___ PROVIDED RECORDS

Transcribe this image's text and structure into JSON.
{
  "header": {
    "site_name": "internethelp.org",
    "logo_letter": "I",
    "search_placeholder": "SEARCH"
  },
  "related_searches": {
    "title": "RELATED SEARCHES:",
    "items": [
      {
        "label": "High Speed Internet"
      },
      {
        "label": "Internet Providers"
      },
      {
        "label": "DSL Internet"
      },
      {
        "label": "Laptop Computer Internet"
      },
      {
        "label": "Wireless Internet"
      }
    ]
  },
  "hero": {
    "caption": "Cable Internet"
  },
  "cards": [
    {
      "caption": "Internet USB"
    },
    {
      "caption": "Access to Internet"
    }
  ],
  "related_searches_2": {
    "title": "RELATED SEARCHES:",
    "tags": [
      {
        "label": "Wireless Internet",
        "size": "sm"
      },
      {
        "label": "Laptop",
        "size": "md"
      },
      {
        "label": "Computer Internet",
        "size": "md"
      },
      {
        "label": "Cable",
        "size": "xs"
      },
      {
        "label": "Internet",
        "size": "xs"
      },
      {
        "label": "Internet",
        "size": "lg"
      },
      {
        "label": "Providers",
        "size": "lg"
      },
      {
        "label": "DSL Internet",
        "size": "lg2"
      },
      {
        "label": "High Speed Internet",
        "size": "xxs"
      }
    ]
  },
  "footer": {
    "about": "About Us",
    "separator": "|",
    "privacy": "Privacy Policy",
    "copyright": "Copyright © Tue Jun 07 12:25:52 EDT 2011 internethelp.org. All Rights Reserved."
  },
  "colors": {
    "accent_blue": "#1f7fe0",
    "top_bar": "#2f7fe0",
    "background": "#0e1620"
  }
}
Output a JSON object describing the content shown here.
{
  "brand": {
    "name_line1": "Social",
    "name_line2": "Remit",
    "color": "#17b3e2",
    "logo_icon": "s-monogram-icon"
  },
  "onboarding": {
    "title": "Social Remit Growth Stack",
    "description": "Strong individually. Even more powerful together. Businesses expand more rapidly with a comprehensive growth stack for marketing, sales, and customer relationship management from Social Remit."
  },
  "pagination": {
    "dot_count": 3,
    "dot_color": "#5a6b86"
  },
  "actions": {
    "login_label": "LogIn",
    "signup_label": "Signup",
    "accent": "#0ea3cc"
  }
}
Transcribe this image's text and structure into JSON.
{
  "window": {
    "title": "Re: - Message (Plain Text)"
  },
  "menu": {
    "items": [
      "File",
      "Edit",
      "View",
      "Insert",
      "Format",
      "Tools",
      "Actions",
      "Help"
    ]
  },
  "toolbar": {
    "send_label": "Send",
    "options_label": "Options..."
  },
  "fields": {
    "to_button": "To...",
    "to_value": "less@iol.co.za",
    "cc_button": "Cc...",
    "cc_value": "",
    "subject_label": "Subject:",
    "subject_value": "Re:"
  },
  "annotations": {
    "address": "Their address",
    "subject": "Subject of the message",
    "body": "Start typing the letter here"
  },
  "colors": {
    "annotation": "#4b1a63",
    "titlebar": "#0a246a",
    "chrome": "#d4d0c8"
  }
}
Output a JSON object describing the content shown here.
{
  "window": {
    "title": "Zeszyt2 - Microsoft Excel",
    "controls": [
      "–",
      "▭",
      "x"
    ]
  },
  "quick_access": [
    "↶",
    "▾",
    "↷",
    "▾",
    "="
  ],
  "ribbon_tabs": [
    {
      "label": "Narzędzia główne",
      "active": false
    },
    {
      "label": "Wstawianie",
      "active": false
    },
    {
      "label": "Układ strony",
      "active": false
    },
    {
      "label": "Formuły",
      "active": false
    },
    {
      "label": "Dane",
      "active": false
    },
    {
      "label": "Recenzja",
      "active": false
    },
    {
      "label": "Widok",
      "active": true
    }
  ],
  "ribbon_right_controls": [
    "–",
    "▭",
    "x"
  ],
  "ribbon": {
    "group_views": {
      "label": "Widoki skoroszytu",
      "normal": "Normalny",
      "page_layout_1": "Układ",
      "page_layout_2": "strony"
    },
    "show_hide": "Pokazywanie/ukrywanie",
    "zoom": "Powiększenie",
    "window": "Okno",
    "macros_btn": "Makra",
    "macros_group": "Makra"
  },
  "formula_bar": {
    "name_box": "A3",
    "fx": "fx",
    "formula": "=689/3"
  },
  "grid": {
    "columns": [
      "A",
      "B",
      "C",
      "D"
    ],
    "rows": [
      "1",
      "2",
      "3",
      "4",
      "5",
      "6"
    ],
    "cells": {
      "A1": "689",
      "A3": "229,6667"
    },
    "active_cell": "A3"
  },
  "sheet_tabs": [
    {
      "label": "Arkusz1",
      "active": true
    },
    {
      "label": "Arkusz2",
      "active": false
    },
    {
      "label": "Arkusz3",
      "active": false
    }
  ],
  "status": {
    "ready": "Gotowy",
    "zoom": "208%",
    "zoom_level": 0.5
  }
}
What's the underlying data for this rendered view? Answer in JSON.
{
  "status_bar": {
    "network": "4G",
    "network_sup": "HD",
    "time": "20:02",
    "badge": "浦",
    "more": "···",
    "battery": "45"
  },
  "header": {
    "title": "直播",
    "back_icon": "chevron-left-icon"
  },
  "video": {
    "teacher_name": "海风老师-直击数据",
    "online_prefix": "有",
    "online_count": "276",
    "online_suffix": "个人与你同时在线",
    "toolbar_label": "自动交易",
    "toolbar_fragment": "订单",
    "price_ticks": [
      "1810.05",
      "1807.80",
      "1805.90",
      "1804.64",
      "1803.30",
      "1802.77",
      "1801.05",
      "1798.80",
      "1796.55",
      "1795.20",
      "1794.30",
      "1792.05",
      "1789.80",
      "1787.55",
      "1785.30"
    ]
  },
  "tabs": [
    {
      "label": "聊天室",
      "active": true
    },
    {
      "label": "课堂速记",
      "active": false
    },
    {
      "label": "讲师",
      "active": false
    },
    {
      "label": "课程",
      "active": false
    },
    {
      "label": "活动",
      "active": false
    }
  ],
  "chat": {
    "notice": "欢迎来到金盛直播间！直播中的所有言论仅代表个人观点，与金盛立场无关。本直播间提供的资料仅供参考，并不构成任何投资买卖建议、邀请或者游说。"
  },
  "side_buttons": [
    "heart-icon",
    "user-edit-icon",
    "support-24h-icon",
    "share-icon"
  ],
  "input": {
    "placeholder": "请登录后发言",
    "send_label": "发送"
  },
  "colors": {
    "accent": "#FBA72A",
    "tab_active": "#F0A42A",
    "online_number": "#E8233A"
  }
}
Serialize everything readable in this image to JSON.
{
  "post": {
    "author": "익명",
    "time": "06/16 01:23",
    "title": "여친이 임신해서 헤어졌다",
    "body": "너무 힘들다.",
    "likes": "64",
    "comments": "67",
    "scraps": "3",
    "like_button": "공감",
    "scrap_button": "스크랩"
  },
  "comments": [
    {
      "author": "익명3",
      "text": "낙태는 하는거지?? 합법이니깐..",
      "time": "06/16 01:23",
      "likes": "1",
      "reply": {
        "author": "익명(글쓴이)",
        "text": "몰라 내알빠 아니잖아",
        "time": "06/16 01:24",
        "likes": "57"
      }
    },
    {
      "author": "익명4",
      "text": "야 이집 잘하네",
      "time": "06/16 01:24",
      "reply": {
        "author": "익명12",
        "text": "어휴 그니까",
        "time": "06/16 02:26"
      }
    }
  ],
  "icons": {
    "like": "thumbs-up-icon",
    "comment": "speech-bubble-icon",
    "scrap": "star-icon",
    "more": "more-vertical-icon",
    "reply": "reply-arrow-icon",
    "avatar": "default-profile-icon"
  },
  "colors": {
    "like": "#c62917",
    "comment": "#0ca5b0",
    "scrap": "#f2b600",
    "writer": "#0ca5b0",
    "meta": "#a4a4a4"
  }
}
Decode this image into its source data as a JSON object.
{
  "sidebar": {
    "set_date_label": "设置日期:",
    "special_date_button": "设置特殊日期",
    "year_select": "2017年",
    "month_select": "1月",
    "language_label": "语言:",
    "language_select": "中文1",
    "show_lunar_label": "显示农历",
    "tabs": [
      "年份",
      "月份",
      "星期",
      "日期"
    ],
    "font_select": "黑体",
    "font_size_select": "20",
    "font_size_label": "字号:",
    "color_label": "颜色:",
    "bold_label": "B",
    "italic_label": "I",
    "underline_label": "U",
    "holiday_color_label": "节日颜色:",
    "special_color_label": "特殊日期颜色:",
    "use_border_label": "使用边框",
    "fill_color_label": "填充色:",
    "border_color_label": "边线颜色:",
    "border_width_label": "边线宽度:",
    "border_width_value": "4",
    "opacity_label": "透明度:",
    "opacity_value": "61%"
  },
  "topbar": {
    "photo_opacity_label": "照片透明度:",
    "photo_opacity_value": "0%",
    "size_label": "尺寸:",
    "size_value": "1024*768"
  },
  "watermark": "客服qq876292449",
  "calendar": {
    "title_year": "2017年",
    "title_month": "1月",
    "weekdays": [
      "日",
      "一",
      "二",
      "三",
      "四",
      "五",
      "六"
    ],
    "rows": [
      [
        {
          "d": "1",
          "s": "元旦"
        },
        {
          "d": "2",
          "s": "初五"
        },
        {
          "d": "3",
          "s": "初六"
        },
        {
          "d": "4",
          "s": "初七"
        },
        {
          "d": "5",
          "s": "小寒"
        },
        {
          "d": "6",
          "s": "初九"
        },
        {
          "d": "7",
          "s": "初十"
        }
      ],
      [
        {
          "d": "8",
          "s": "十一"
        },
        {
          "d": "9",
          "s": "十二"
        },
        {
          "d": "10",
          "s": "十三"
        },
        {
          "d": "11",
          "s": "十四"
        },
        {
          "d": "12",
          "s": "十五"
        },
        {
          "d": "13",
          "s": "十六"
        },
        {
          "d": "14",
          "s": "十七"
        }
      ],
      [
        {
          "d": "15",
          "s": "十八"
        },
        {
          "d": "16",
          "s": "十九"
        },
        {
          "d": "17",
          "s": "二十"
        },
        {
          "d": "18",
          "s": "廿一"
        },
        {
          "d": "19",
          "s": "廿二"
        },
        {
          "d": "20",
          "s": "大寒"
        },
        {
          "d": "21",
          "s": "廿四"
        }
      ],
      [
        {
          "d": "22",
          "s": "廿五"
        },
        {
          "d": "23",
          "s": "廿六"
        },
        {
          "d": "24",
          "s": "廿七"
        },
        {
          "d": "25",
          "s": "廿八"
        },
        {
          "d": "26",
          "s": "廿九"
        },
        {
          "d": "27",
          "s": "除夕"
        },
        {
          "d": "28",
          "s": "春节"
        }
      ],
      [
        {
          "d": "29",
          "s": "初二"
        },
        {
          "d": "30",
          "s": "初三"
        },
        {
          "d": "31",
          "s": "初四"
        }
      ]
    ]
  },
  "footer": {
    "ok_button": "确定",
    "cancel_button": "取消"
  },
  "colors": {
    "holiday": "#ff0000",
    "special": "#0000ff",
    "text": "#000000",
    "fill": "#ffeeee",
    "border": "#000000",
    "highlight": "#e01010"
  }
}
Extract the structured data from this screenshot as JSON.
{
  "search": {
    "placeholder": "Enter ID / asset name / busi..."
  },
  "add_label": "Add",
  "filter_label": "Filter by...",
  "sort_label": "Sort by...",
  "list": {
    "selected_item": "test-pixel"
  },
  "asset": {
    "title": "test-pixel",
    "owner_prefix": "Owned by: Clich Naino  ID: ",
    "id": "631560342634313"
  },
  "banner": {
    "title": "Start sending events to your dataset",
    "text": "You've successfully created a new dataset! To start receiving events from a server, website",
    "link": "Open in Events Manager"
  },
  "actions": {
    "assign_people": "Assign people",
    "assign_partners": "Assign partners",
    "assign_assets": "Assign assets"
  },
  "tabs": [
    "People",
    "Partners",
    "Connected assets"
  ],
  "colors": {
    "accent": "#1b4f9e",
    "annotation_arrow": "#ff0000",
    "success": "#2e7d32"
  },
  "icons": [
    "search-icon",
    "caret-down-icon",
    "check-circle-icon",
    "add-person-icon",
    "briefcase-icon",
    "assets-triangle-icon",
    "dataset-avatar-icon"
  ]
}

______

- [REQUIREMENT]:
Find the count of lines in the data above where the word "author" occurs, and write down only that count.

- [SOLUTION TO THIS TASK]:
5